Usually, it’s music from friends or people I meet. But I’m interested in artists who have their own signature, even if it sounds classic. I don’t really care about the trend, I prefer timeless music.

 

  • Any tips for artists when trying to get signed?

I would say don’t focus on the trends but develop your own musical identity. With time and practice, the quality will rise and it will sound outstanding compared to the mass. Even if it’s very special, better to stay true to the sound you like and resonate with. It’s also cool to receive tracks with playful arrangements, which captivate the audience, telling a story and keeping the intensity climax around the end, before the outro.

 

 

 

  • It's a competitive industry. How do you think artists can stand out?

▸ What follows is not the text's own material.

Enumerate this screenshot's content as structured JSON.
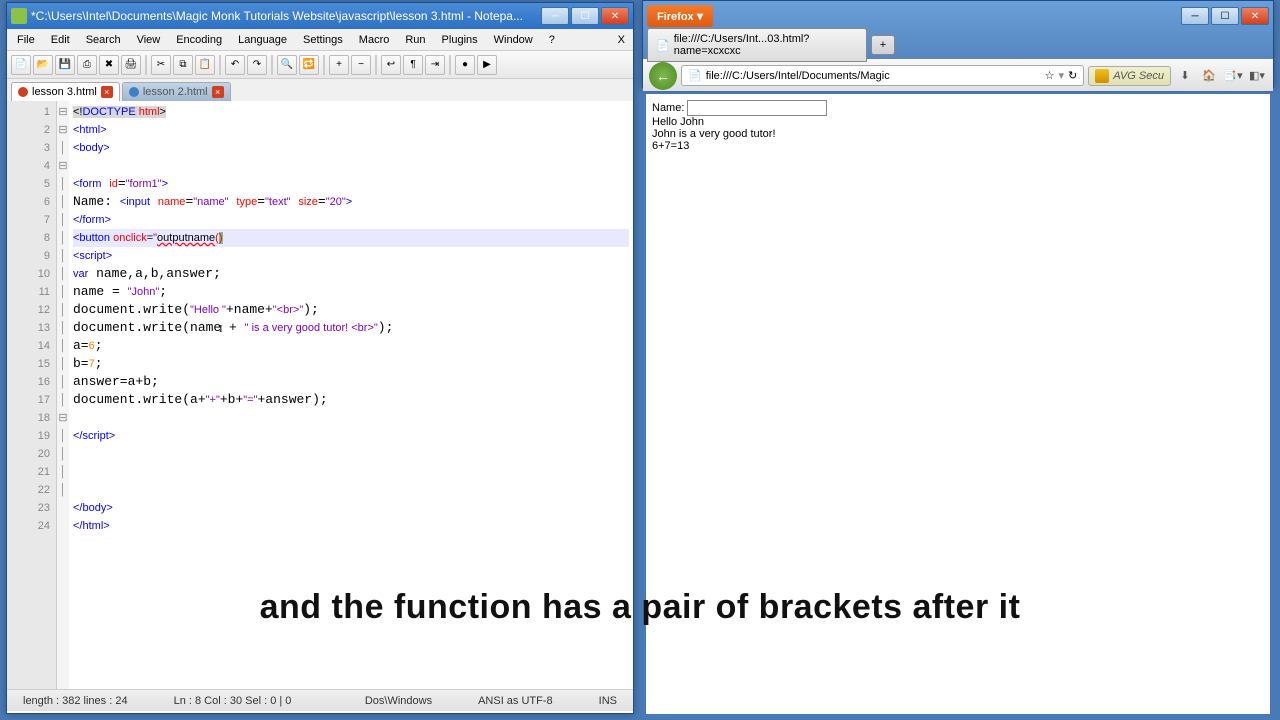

I think it can be cool to work on some decent marketing to accompany a release’s artists. Nice artwork, story, music video, etc… But regarding the creative music process, I would recommend to not think about the result. More important to focus on the practice and natural expression, being present, crafting the skills step by step and being bold to sound different. With time all of this leads to quality. Then it’s about getting in touch with people/DJ/label owners resonating with artist’s music. If you can try your tracks in a real club situation, it can be helpful to identify things you might want to tweak or change.

 

  • Anything else you'd like to add?

Being aware of what you feel and going with the flow. Sometimes it can be chill downtempo, sometimes punchy club orientated, most important is to stay true.

To produce club tracks, I would recommend taking the time to listen to other types of music than exclusively dance music or trends.

For example listening to your favourite music from your childhood, adolescence, world-traditional music, etc… If you are deeply resonating with those different sounds/inspirations, it can naturally constitute the sonic palette that you can use to produce outstanding dance music. Ultimately practising to be in a creative state let things happen by themselves, witnessing presence and life itself. In this state, it’s not the self/ego trying to exist through expression anymore but pure flow.

SEQUALOG Soundcloud 

 

 

  

 

 

Words by Jordan Diston & Francesco Quieti